**Dataset rows for apps and sites:**
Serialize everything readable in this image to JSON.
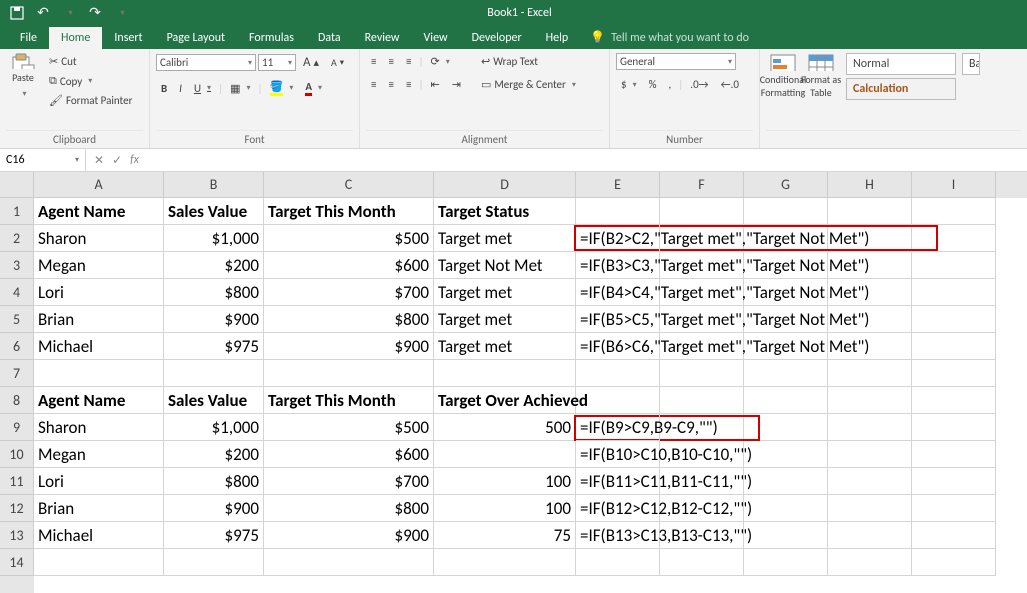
{
  "title": "Book1 - Excel",
  "qat": {
    "save": "💾",
    "undo": "↶",
    "redo": "↷"
  },
  "tabs": [
    "File",
    "Home",
    "Insert",
    "Page Layout",
    "Formulas",
    "Data",
    "Review",
    "View",
    "Developer",
    "Help"
  ],
  "tellme": "Tell me what you want to do",
  "clipboard": {
    "paste": "Paste",
    "cut": "Cut",
    "copy": "Copy",
    "painter": "Format Painter",
    "label": "Clipboard"
  },
  "font": {
    "name": "Calibri",
    "size": "11",
    "grow": "A",
    "shrink": "A",
    "bold": "B",
    "italic": "I",
    "underline": "U",
    "label": "Font"
  },
  "align": {
    "wrap": "Wrap Text",
    "merge": "Merge & Center",
    "label": "Alignment"
  },
  "number": {
    "format": "General",
    "label": "Number"
  },
  "styles": {
    "cond": "Conditional\nFormatting",
    "table": "Format as\nTable",
    "normal": "Normal",
    "calc": "Calculation",
    "bad": "Ba"
  },
  "namebox": "C16",
  "fx_label": "fx",
  "cols": {
    "A": 130,
    "B": 100,
    "C": 170,
    "D": 142,
    "E": 84,
    "F": 84,
    "G": 84,
    "H": 84,
    "I": 84
  },
  "chart_data": {
    "type": "table",
    "tables": [
      {
        "header_row": 1,
        "columns": [
          "Agent Name",
          "Sales Value",
          "Target This Month",
          "Target Status"
        ],
        "rows": [
          [
            "Sharon",
            "$1,000",
            "$500",
            "Target met"
          ],
          [
            "Megan",
            "$200",
            "$600",
            "Target Not Met"
          ],
          [
            "Lori",
            "$800",
            "$700",
            "Target met"
          ],
          [
            "Brian",
            "$900",
            "$800",
            "Target met"
          ],
          [
            "Michael",
            "$975",
            "$900",
            "Target met"
          ]
        ],
        "formulas_E": [
          "=IF(B2>C2,\"Target met\",\"Target Not Met\")",
          "=IF(B3>C3,\"Target met\",\"Target Not Met\")",
          "=IF(B4>C4,\"Target met\",\"Target Not Met\")",
          "=IF(B5>C5,\"Target met\",\"Target Not Met\")",
          "=IF(B6>C6,\"Target met\",\"Target Not Met\")"
        ]
      },
      {
        "header_row": 8,
        "columns": [
          "Agent Name",
          "Sales Value",
          "Target This Month",
          "Target Over Achieved"
        ],
        "rows": [
          [
            "Sharon",
            "$1,000",
            "$500",
            "500"
          ],
          [
            "Megan",
            "$200",
            "$600",
            ""
          ],
          [
            "Lori",
            "$800",
            "$700",
            "100"
          ],
          [
            "Brian",
            "$900",
            "$800",
            "100"
          ],
          [
            "Michael",
            "$975",
            "$900",
            "75"
          ]
        ],
        "formulas_E": [
          "=IF(B9>C9,B9-C9,\"\")",
          "=IF(B10>C10,B10-C10,\"\")",
          "=IF(B11>C11,B11-C11,\"\")",
          "=IF(B12>C12,B12-C12,\"\")",
          "=IF(B13>C13,B13-C13,\"\")"
        ]
      }
    ]
  }
}
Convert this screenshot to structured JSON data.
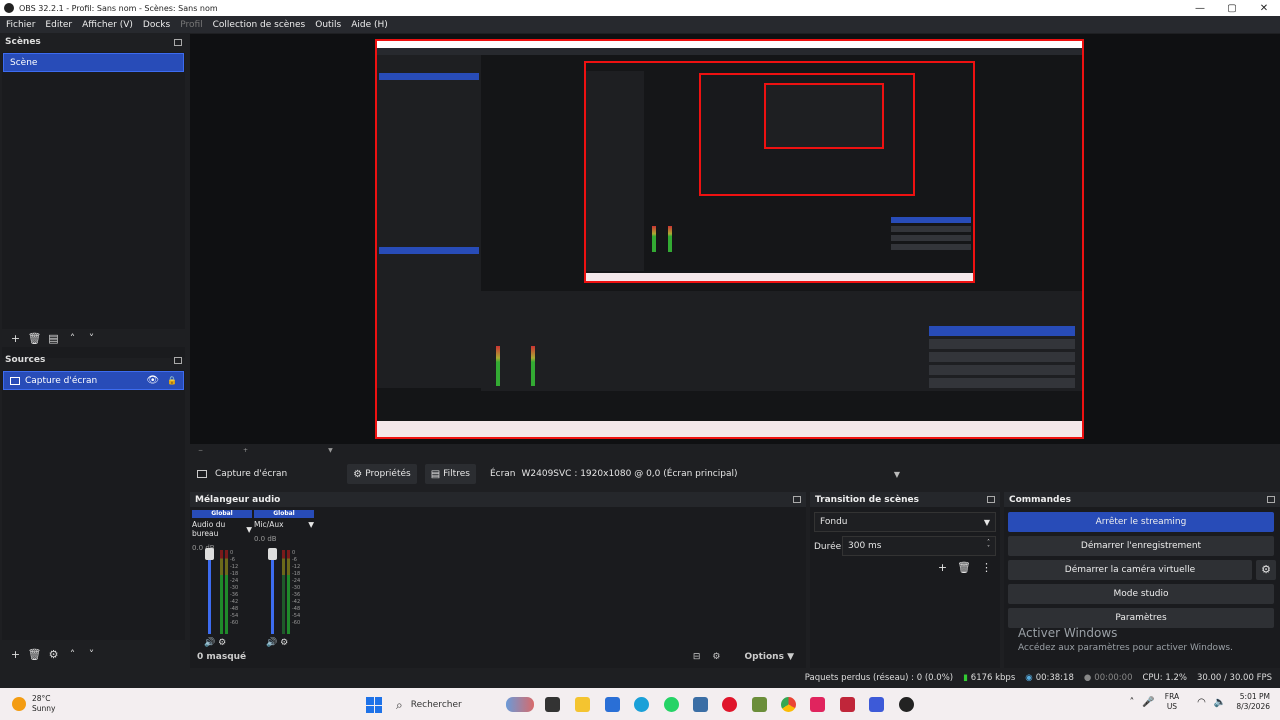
{
  "window": {
    "title": "OBS 32.2.1 - Profil: Sans nom - Scènes: Sans nom",
    "controls": [
      "—",
      "▢",
      "✕"
    ]
  },
  "menu": [
    "Fichier",
    "Editer",
    "Afficher (V)",
    "Docks",
    "Profil",
    "Collection de scènes",
    "Outils",
    "Aide (H)"
  ],
  "scenes": {
    "title": "Scènes",
    "items": [
      "Scène"
    ]
  },
  "sources": {
    "title": "Sources",
    "items": [
      {
        "label": "Capture d'écran"
      }
    ]
  },
  "source_bar": {
    "source_name": "Capture d'écran",
    "properties": "Propriétés",
    "filters": "Filtres",
    "screen_label": "Écran",
    "screen_value": "W2409SVC    : 1920x1080 @ 0,0 (Écran principal)"
  },
  "mixer": {
    "title": "Mélangeur audio",
    "channels": [
      {
        "global": "Global",
        "name": "Audio du bureau",
        "db": "0.0 dB"
      },
      {
        "global": "Global",
        "name": "Mic/Aux",
        "db": "0.0 dB"
      }
    ],
    "scale": [
      "0",
      "-6",
      "-12",
      "-18",
      "-24",
      "-30",
      "-36",
      "-42",
      "-48",
      "-54",
      "-60"
    ],
    "masked": "0 masqué",
    "options": "Options"
  },
  "transition": {
    "title": "Transition de scènes",
    "type": "Fondu",
    "duration_label": "Durée",
    "duration_value": "300 ms"
  },
  "commands": {
    "title": "Commandes",
    "stream": "Arrêter le streaming",
    "record": "Démarrer l'enregistrement",
    "virtualcam": "Démarrer la caméra virtuelle",
    "studio": "Mode studio",
    "settings": "Paramètres",
    "watermark_title": "Activer Windows",
    "watermark_sub": "Accédez aux paramètres pour activer Windows."
  },
  "status": {
    "dropped": "Paquets perdus (réseau) : 0 (0.0%)",
    "bitrate": "6176 kbps",
    "stream_time": "00:38:18",
    "rec_time": "00:00:00",
    "cpu": "CPU: 1.2%",
    "fps": "30.00 / 30.00 FPS"
  },
  "taskbar": {
    "weather_temp": "28°C",
    "weather_desc": "Sunny",
    "search": "Rechercher",
    "lang_top": "FRA",
    "lang_bottom": "US",
    "time": "5:01 PM",
    "date": "8/3/2026"
  },
  "colors": {
    "accent": "#284cb8",
    "preview_border": "#e11111",
    "background": "#1e1f22"
  }
}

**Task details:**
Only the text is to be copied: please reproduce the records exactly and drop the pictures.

**Exercise output:**
Serialize everything readable in this image to JSON.
{
  "title": "Book1 - Excel",
  "qat": {
    "save": "💾",
    "undo": "↶",
    "redo": "↷"
  },
  "tabs": [
    "File",
    "Home",
    "Insert",
    "Page Layout",
    "Formulas",
    "Data",
    "Review",
    "View",
    "Developer",
    "Help"
  ],
  "tellme": "Tell me what you want to do",
  "clipboard": {
    "paste": "Paste",
    "cut": "Cut",
    "copy": "Copy",
    "painter": "Format Painter",
    "label": "Clipboard"
  },
  "font": {
    "name": "Calibri",
    "size": "11",
    "grow": "A",
    "shrink": "A",
    "bold": "B",
    "italic": "I",
    "underline": "U",
    "label": "Font"
  },
  "align": {
    "wrap": "Wrap Text",
    "merge": "Merge & Center",
    "label": "Alignment"
  },
  "number": {
    "format": "General",
    "label": "Number"
  },
  "styles": {
    "cond": "Conditional\nFormatting",
    "table": "Format as\nTable",
    "normal": "Normal",
    "calc": "Calculation",
    "bad": "Ba"
  },
  "namebox": "C16",
  "fx_label": "fx",
  "cols": {
    "A": 130,
    "B": 100,
    "C": 170,
    "D": 142,
    "E": 84,
    "F": 84,
    "G": 84,
    "H": 84,
    "I": 84
  },
  "chart_data": {
    "type": "table",
    "tables": [
      {
        "header_row": 1,
        "columns": [
          "Agent Name",
          "Sales Value",
          "Target This Month",
          "Target Status"
        ],
        "rows": [
          [
            "Sharon",
            "$1,000",
            "$500",
            "Target met"
          ],
          [
            "Megan",
            "$200",
            "$600",
            "Target Not Met"
          ],
          [
            "Lori",
            "$800",
            "$700",
            "Target met"
          ],
          [
            "Brian",
            "$900",
            "$800",
            "Target met"
          ],
          [
            "Michael",
            "$975",
            "$900",
            "Target met"
          ]
        ],
        "formulas_E": [
          "=IF(B2>C2,\"Target met\",\"Target Not Met\")",
          "=IF(B3>C3,\"Target met\",\"Target Not Met\")",
          "=IF(B4>C4,\"Target met\",\"Target Not Met\")",
          "=IF(B5>C5,\"Target met\",\"Target Not Met\")",
          "=IF(B6>C6,\"Target met\",\"Target Not Met\")"
        ]
      },
      {
        "header_row": 8,
        "columns": [
          "Agent Name",
          "Sales Value",
          "Target This Month",
          "Target Over Achieved"
        ],
        "rows": [
          [
            "Sharon",
            "$1,000",
            "$500",
            "500"
          ],
          [
            "Megan",
            "$200",
            "$600",
            ""
          ],
          [
            "Lori",
            "$800",
            "$700",
            "100"
          ],
          [
            "Brian",
            "$900",
            "$800",
            "100"
          ],
          [
            "Michael",
            "$975",
            "$900",
            "75"
          ]
        ],
        "formulas_E": [
          "=IF(B9>C9,B9-C9,\"\")",
          "=IF(B10>C10,B10-C10,\"\")",
          "=IF(B11>C11,B11-C11,\"\")",
          "=IF(B12>C12,B12-C12,\"\")",
          "=IF(B13>C13,B13-C13,\"\")"
        ]
      }
    ]
  }
}
Convert this screenshot to structured JSON data.
{
  "window": {
    "title": "OBS 32.2.1 - Profil: Sans nom - Scènes: Sans nom",
    "controls": [
      "—",
      "▢",
      "✕"
    ]
  },
  "menu": [
    "Fichier",
    "Editer",
    "Afficher (V)",
    "Docks",
    "Profil",
    "Collection de scènes",
    "Outils",
    "Aide (H)"
  ],
  "scenes": {
    "title": "Scènes",
    "items": [
      "Scène"
    ]
  },
  "sources": {
    "title": "Sources",
    "items": [
      {
        "label": "Capture d'écran"
      }
    ]
  },
  "source_bar": {
    "source_name": "Capture d'écran",
    "properties": "Propriétés",
    "filters": "Filtres",
    "screen_label": "Écran",
    "screen_value": "W2409SVC    : 1920x1080 @ 0,0 (Écran principal)"
  },
  "mixer": {
    "title": "Mélangeur audio",
    "channels": [
      {
        "global": "Global",
        "name": "Audio du bureau",
        "db": "0.0 dB"
      },
      {
        "global": "Global",
        "name": "Mic/Aux",
        "db": "0.0 dB"
      }
    ],
    "scale": [
      "0",
      "-6",
      "-12",
      "-18",
      "-24",
      "-30",
      "-36",
      "-42",
      "-48",
      "-54",
      "-60"
    ],
    "masked": "0 masqué",
    "options": "Options"
  },
  "transition": {
    "title": "Transition de scènes",
    "type": "Fondu",
    "duration_label": "Durée",
    "duration_value": "300 ms"
  },
  "commands": {
    "title": "Commandes",
    "stream": "Arrêter le streaming",
    "record": "Démarrer l'enregistrement",
    "virtualcam": "Démarrer la caméra virtuelle",
    "studio": "Mode studio",
    "settings": "Paramètres",
    "watermark_title": "Activer Windows",
    "watermark_sub": "Accédez aux paramètres pour activer Windows."
  },
  "status": {
    "dropped": "Paquets perdus (réseau) : 0 (0.0%)",
    "bitrate": "6176 kbps",
    "stream_time": "00:38:18",
    "rec_time": "00:00:00",
    "cpu": "CPU: 1.2%",
    "fps": "30.00 / 30.00 FPS"
  },
  "taskbar": {
    "weather_temp": "28°C",
    "weather_desc": "Sunny",
    "search": "Rechercher",
    "lang_top": "FRA",
    "lang_bottom": "US",
    "time": "5:01 PM",
    "date": "8/3/2026"
  },
  "colors": {
    "accent": "#284cb8",
    "preview_border": "#e11111",
    "background": "#1e1f22"
  }
}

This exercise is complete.